In an effort to record and put numbers to our snowy expeditions, companies such as XON and Recon are raising the bar.
First off, XON is a company full of innovation. Their Snow-1 bindings are packed with quantifying tech that makes this product, dare I say it, cutting edge.
If RoboCop was a snowboarder, these bindings would surely be his top choice. They come with four load sensors, two flex sensors, an accelerometer, bluetooth tech, and two rather dope-looking LED lights.
What this mix of tech accomplishes is the ability to track your weight distribution, center of gravity, board bend, and acceleration. Couple the Snow-1 bindings with the mobile app, and it’s easy to monitor all of this in real-time.
The app even allows a second user to record video of the rider with a live analytics style overlay. Although this product is only due out sometime this year, beginners and up may find these bindings useful for dissecting areas that need improvement.

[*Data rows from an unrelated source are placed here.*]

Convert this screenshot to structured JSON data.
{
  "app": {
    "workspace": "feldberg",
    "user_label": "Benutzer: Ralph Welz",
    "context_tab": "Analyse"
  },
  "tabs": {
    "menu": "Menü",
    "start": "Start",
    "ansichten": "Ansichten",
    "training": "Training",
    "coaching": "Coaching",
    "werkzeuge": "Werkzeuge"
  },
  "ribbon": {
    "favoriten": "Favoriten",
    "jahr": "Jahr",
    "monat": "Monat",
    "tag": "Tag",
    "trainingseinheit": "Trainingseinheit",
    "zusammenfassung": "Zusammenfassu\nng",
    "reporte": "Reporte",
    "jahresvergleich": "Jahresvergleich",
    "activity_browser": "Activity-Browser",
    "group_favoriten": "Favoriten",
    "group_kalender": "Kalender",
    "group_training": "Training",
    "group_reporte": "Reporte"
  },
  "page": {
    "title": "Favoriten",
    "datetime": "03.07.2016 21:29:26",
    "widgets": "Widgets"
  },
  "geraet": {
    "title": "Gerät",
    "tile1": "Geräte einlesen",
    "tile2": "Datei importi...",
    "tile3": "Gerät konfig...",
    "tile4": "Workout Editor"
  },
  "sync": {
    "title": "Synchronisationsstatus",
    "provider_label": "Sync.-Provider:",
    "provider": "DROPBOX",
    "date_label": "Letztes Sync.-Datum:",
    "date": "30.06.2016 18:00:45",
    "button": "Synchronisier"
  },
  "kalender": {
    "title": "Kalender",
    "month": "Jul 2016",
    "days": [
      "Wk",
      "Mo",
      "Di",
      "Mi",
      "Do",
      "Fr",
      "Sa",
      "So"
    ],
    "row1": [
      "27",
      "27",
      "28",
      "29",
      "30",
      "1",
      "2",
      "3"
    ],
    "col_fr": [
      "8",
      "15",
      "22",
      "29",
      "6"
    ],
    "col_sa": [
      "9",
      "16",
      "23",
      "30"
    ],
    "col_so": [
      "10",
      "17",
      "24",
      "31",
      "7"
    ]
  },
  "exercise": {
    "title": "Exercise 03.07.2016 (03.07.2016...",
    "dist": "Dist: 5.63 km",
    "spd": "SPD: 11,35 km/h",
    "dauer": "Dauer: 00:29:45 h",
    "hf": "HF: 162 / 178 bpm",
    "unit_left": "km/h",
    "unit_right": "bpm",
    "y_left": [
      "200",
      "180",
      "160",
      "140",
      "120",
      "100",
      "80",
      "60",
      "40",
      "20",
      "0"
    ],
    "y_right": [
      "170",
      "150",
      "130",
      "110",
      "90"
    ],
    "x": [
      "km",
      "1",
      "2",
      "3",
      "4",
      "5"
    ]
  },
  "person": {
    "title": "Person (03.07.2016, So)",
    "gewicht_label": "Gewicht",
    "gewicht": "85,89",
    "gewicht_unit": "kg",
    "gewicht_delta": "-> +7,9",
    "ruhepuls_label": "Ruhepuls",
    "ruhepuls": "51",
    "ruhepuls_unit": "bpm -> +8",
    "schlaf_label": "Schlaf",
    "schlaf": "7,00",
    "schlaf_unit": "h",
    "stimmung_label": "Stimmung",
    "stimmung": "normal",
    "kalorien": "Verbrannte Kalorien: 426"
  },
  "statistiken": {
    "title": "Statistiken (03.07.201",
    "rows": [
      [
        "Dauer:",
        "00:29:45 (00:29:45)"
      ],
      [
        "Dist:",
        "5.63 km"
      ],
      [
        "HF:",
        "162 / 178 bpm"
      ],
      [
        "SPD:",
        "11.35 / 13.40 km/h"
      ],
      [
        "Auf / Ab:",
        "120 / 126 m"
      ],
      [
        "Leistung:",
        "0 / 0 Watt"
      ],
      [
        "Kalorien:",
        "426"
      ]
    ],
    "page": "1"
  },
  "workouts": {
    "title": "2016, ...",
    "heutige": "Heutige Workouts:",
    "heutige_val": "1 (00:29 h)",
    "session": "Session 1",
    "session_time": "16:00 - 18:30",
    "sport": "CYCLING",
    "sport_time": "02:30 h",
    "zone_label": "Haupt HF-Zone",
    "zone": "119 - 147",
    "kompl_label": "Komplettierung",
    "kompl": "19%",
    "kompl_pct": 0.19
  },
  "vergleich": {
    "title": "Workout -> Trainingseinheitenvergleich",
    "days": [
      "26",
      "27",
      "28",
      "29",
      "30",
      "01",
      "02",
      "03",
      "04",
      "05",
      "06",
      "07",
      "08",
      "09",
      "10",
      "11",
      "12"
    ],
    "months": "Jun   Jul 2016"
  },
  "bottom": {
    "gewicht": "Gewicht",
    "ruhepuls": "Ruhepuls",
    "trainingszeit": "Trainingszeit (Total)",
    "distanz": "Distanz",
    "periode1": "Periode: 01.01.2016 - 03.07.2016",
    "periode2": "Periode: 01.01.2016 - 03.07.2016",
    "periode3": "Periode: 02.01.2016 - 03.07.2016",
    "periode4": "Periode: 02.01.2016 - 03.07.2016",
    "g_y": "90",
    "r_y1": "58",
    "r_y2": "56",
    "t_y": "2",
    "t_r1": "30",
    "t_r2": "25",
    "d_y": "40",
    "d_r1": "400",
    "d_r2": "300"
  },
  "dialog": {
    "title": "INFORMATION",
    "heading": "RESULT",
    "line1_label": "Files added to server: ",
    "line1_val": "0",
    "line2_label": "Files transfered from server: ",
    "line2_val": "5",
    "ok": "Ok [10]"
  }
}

And if RoboCop’s bindings aren’t enough, Recon has the heads up display (HUD) covered. The Snow2 (ironically, has no chronological relation to the bindings) is a HUD that comes loaded in a few of the most popular goggle brands.

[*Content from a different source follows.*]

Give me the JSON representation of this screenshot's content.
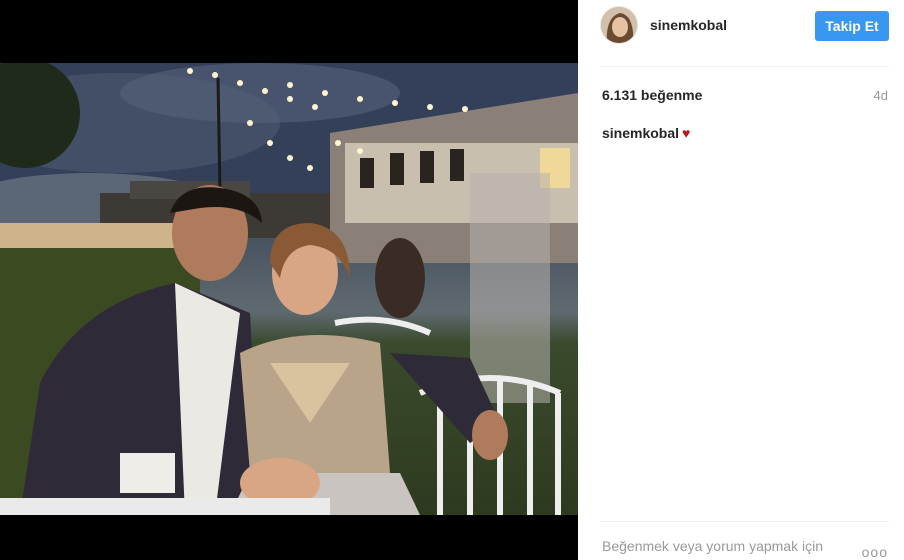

Due to its mirror and prism technology, the display a rider sees is equivalent to looking at a 14” screen from five feet away. This allows information to be provided in an unobtrusive manner.
Just check out what this product can do:

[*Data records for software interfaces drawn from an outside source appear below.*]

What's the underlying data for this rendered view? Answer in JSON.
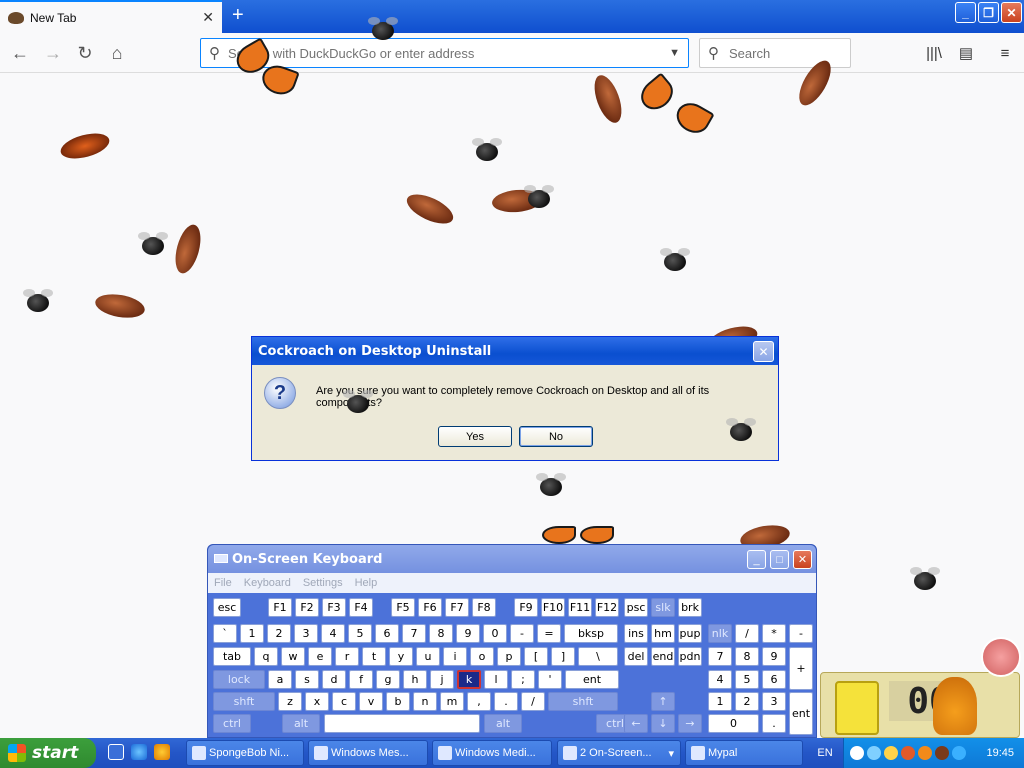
{
  "browser": {
    "tab_title": "New Tab",
    "new_tab_symbol": "+",
    "url_placeholder": "Search with DuckDuckGo or enter address",
    "search_placeholder": "Search",
    "window_controls": [
      "minimize-icon",
      "restore-icon",
      "close-icon"
    ]
  },
  "dialog": {
    "title": "Cockroach on Desktop Uninstall",
    "question_mark": "?",
    "message": "Are you sure you want to completely remove Cockroach on Desktop and all of its components?",
    "yes": "Yes",
    "no": "No"
  },
  "osk": {
    "title": "On-Screen Keyboard",
    "menu": [
      "File",
      "Keyboard",
      "Settings",
      "Help"
    ],
    "keys": [
      [
        "esc",
        "F1",
        "F2",
        "F3",
        "F4",
        "F5",
        "F6",
        "F7",
        "F8",
        "F9",
        "F10",
        "F11",
        "F12",
        "psc",
        "slk",
        "brk"
      ],
      [
        "`",
        "1",
        "2",
        "3",
        "4",
        "5",
        "6",
        "7",
        "8",
        "9",
        "0",
        "-",
        "=",
        "bksp",
        "ins",
        "hm",
        "pup",
        "nlk",
        "/",
        "*",
        "-"
      ],
      [
        "tab",
        "q",
        "w",
        "e",
        "r",
        "t",
        "y",
        "u",
        "i",
        "o",
        "p",
        "[",
        "]",
        "\\",
        "del",
        "end",
        "pdn",
        "7",
        "8",
        "9",
        "+"
      ],
      [
        "lock",
        "a",
        "s",
        "d",
        "f",
        "g",
        "h",
        "j",
        "k",
        "l",
        ";",
        "'",
        "ent",
        "4",
        "5",
        "6"
      ],
      [
        "shft",
        "z",
        "x",
        "c",
        "v",
        "b",
        "n",
        "m",
        ",",
        ".",
        "/",
        "shft",
        "↑",
        "1",
        "2",
        "3",
        "ent"
      ],
      [
        "ctrl",
        "alt",
        "",
        "alt",
        "ctrl",
        "←",
        "↓",
        "→",
        "0",
        "."
      ]
    ],
    "selected_key": "k"
  },
  "widget": {
    "digits": "00"
  },
  "taskbar": {
    "start": "start",
    "tasks": [
      "SpongeBob Ni...",
      "Windows Mes...",
      "Windows Medi...",
      "2 On-Screen...",
      "Mypal"
    ],
    "lang": "EN",
    "clock": "19:45"
  }
}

Speed is accurately calculated by GPS and barometric pressure data
Jump analytics show airtime either in the park, or backcountry kickers
Track your vertical feet by run, by day and over the course of the season
The onboard altimeter tracks your altitude to within 1 meter
Find your way around new resorts and easily track down points of interest
Never lose track of friends or family on the slopes again
View calls and read text messages immediately, as you receive them
Be in full control of your favourite tunes as you ski or board
And for the geek in all of us, you can check out the tech specs here, which features 1GB of RAM and 2GB of flash. The only true drawback is the six hour battery life.
In case you were wondering, the Snow 2 comes with a “wristable” for easy control over calls, music, and other things, like what’s popping up in your field of view.
Going along with the whole fitness craze, this thing will even hook up to popular heart rate monitors. Imagine viewing your heart rate as you drop in on that double black diamond.
It doesn’t end there either. The Snow 2 will also hook up to third-party cameras as well, which brings us to our next gadget.
The AirDog is a drone that is capable of auto-following its subject matter. In other words, you set an altitude and follow distance; and the Airdog will follow you down the mountain, recording or streaming your every move on a GoPro.
This drone works by tracking the person donning the AirLeash. It will keep up with anyone doing up to 40 MPH.
But the Airdog could prove very useful on a freestyle run through the board park (although the battery only lasts 10 to 20 mins per charge).
Combining the AirDog with the Snow 2 could easily create an interesting situation. Ultimately, you could watch yourself ski or snowboard down the mountain while…err…skiing or snowboarding down the mountain.
Whether or not that is useful remains to be seen. But this idea at least outlines the possibilities of coupling such high-tech devices.
Quantifying with Only One Problem
Technology is clearly making its way to the slopes. Just like it is off the mountain, tech is enabling us to quantify ourselves while we’re on the mountain.
Just the few apps and devices listed in this article are enough to more than quantify one’s self, while “shredding the gnar”.
This quantification should allow a skier or snowboarder of any skill level to set goals. In turn, snow-goers can improve upon their skills and even make a record–statistically or visually–to reminisce about their improvements later on.
As of now, there is only one drawback to all of this: while technology is on a double black diamond path, battery technology is on the bunny slope. The lack of battery technology is a trend subtly outlined in this article. So for any scientists, engineers, or inventors out there, let’s put a little more thought into batteries, so everyone can have a fully juiced, quantified ride down the mountain.